→ **THE PROBLEM**
Return each line of the listing that contains the string "model".

→ **ENTRIES PROVIDED**
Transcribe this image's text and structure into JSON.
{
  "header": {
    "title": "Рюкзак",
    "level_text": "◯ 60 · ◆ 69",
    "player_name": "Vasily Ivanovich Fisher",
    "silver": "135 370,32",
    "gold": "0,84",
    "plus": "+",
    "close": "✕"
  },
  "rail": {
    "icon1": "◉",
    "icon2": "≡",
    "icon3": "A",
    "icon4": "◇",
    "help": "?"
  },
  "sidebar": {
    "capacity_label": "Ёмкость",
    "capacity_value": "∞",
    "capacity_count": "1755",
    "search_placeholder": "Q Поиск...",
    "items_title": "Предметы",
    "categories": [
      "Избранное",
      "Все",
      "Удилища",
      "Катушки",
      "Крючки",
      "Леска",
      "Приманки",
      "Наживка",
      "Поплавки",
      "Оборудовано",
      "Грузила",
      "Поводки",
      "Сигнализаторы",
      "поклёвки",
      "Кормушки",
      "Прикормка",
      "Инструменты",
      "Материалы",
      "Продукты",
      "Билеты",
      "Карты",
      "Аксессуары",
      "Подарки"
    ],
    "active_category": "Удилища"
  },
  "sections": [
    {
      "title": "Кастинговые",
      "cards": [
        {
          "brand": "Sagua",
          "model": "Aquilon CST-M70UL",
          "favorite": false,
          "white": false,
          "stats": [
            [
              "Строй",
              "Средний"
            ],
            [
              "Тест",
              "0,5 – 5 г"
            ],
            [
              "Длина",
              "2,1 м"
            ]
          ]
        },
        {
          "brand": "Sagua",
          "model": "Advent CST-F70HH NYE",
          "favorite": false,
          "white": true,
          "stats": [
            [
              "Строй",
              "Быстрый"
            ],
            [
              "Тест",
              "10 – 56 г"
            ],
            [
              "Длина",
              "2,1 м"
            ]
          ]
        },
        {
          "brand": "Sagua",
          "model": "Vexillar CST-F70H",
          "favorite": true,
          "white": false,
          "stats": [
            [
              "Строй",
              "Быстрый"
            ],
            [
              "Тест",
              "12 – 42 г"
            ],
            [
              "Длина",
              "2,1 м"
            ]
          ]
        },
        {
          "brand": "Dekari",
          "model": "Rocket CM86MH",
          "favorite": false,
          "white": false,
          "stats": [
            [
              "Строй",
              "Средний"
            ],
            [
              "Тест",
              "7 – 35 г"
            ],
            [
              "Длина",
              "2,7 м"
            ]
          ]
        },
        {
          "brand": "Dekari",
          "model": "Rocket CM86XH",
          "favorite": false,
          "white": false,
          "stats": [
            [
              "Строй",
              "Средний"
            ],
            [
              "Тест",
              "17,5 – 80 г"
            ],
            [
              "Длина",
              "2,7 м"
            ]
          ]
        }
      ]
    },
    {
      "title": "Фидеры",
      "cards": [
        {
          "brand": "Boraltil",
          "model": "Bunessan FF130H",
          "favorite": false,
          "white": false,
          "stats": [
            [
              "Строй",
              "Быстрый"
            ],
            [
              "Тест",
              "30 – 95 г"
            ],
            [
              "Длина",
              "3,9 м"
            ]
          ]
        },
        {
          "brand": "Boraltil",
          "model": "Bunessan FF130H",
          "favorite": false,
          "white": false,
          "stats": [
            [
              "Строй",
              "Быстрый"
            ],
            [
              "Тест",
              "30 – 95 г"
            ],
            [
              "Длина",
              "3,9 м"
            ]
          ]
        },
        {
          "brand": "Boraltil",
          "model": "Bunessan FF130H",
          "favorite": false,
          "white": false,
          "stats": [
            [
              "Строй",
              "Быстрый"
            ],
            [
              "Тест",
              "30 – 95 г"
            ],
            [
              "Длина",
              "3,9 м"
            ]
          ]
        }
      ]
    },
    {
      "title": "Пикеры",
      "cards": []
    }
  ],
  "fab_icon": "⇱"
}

→ **WRITTEN ANSWER**
          "model": "Aquilon CST-M70UL",
          "model": "Advent CST-F70HH NYE",
          "model": "Vexillar CST-F70H",
          "model": "Rocket CM86MH",
          "model": "Rocket CM86XH",
          "model": "Bunessan FF130H",
          "model": "Bunessan FF130H",
          "model": "Bunessan FF130H",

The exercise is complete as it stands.